EXERCISE INSTRUCTIONS. Scan the entries below. Report each line where the string "sortie" occurs.

── EXTRACTED DATA ──

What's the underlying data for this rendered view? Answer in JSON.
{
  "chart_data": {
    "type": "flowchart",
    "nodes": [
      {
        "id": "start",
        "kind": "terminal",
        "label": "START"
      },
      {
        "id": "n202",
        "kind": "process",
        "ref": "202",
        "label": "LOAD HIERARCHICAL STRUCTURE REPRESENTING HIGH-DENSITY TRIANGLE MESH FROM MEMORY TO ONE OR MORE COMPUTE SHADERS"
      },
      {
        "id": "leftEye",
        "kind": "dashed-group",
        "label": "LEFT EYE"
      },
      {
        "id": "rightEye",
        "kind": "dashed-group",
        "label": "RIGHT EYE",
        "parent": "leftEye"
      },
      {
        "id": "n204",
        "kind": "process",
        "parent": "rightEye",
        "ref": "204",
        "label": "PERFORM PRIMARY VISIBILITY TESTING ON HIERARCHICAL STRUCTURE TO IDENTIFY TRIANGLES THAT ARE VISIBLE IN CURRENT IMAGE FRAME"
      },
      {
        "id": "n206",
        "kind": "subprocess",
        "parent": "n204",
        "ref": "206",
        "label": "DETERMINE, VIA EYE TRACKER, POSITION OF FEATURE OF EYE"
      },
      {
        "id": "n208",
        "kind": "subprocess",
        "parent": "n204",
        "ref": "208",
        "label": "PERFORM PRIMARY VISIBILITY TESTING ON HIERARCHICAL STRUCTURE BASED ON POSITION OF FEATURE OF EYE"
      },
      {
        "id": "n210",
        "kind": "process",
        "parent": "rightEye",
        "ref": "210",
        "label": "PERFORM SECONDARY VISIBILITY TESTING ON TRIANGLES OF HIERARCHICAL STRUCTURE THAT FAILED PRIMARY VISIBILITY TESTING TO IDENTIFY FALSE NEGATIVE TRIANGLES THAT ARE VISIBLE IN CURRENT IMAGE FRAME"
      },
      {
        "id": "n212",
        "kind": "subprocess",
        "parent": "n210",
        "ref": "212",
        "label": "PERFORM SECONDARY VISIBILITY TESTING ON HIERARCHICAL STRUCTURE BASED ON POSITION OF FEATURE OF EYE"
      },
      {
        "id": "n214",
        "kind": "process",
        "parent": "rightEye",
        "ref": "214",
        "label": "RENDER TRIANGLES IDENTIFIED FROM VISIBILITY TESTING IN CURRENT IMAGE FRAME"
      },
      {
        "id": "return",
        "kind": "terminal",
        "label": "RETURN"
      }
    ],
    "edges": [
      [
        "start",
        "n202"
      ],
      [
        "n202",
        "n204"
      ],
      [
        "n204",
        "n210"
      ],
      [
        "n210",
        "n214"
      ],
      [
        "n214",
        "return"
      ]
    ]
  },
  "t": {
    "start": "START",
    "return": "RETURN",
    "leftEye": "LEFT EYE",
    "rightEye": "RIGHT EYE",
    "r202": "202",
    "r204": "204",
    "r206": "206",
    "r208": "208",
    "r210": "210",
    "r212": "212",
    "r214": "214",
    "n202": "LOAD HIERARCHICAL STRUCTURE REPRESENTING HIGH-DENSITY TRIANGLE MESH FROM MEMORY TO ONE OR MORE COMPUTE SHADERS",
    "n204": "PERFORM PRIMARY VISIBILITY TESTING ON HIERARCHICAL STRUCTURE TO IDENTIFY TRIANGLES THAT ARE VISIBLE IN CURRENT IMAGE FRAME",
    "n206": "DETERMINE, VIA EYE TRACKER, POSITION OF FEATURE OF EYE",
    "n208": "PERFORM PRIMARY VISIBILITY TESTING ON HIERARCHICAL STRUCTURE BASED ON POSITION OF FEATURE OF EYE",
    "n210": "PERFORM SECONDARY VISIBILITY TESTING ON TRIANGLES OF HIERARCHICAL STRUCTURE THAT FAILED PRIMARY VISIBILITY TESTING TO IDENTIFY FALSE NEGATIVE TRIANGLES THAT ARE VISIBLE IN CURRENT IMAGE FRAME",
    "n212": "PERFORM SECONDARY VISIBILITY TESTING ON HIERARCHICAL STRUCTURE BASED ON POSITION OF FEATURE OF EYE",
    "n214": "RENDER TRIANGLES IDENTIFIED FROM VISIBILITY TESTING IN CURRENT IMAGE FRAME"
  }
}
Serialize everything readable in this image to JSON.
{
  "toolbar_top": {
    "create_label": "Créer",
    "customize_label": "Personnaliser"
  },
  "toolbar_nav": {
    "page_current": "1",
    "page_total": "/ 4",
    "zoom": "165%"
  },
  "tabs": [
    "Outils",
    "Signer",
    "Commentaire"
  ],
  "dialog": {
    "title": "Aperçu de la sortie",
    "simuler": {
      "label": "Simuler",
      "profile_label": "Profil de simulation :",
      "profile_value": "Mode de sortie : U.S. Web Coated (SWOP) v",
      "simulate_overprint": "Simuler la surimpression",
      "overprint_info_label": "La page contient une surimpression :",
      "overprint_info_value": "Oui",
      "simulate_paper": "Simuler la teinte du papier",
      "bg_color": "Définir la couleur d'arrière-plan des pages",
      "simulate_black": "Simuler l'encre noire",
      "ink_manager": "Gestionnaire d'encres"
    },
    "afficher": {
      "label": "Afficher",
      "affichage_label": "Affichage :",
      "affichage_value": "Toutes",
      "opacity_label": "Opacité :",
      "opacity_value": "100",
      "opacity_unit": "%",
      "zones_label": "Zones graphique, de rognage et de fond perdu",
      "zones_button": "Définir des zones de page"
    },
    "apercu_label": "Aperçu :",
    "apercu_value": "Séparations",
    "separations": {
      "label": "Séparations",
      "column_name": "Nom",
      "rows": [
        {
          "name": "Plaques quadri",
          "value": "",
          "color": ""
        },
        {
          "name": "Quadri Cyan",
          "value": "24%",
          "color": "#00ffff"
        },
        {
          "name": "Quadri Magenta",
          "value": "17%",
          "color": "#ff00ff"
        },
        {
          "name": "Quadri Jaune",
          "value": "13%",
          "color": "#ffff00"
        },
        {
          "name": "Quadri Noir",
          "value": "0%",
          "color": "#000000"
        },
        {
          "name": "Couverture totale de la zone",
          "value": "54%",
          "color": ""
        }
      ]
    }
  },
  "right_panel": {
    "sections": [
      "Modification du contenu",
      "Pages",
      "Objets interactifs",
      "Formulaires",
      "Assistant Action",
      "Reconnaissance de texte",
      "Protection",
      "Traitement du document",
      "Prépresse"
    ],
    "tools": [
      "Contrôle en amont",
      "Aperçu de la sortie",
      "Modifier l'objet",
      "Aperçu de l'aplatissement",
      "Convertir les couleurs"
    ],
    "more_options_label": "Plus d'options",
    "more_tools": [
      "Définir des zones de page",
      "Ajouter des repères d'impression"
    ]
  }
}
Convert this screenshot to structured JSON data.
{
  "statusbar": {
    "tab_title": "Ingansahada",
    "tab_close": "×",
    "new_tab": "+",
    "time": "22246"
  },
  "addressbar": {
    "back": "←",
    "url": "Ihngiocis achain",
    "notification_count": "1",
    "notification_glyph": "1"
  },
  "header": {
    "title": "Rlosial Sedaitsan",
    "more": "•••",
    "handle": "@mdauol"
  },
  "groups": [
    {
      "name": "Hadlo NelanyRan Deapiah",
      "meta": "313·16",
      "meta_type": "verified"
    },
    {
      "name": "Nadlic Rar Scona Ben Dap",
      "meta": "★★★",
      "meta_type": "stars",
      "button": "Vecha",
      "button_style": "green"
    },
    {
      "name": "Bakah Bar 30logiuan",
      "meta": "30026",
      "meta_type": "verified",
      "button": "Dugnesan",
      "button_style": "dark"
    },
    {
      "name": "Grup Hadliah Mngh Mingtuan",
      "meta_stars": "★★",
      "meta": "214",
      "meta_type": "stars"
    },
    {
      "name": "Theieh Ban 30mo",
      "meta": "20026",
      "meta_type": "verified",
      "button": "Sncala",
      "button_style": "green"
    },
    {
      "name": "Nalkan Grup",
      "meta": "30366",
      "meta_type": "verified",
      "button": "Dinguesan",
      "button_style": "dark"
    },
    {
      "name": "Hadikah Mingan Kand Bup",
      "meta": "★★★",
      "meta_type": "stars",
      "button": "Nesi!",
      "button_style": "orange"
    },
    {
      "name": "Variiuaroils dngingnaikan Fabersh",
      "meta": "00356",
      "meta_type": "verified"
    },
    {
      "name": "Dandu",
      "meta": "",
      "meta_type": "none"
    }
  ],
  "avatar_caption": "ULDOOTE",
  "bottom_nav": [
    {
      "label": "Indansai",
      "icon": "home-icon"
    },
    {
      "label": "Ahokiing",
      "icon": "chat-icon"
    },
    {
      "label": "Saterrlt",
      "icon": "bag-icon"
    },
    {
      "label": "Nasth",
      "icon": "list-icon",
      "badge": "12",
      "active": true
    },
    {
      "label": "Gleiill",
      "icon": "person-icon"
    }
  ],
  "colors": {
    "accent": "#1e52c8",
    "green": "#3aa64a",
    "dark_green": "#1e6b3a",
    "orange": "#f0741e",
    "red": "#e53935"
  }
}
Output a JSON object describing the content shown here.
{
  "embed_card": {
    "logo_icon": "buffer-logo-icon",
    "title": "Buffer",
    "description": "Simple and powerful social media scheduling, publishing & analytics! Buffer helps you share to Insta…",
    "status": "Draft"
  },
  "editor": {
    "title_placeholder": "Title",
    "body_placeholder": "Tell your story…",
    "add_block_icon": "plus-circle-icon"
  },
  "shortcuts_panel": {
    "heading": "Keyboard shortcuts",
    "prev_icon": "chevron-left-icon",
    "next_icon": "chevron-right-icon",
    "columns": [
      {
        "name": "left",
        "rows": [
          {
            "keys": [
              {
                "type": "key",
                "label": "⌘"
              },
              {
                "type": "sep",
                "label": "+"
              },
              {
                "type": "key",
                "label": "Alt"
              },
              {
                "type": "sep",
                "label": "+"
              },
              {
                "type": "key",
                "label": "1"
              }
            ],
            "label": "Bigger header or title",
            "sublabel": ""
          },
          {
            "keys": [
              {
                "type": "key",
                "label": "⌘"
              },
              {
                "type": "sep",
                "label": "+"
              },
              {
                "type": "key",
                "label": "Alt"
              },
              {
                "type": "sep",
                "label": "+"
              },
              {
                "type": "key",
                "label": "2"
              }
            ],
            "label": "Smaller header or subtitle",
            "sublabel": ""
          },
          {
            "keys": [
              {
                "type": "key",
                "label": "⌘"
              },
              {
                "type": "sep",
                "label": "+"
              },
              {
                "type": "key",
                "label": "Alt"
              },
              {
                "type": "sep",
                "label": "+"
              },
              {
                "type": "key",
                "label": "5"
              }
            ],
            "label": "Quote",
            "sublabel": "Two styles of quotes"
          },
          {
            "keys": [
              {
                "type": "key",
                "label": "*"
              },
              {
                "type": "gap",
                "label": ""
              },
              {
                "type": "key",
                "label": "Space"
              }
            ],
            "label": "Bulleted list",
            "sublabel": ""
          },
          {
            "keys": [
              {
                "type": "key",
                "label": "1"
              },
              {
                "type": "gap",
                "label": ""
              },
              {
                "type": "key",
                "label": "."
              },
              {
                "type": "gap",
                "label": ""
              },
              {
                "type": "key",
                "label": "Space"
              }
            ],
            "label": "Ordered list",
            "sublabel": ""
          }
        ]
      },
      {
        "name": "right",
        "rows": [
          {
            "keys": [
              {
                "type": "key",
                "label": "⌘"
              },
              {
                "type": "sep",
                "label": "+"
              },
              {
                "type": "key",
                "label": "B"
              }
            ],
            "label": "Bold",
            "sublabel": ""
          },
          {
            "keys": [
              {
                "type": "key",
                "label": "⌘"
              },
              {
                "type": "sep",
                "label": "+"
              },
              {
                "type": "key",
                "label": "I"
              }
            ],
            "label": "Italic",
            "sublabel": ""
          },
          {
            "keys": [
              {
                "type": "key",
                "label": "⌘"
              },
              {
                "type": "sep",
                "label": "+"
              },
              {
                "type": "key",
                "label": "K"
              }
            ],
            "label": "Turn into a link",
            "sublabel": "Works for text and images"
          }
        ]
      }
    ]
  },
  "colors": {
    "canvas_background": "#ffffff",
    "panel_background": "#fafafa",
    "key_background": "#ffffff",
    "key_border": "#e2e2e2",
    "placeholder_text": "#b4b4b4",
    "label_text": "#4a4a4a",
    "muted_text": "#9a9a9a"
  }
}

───

RESPONSE.
    "title": "Aperçu de la sortie",
      "profile_value": "Mode de sortie : U.S. Web Coated (SWOP) v",
      "Aperçu de la sortie",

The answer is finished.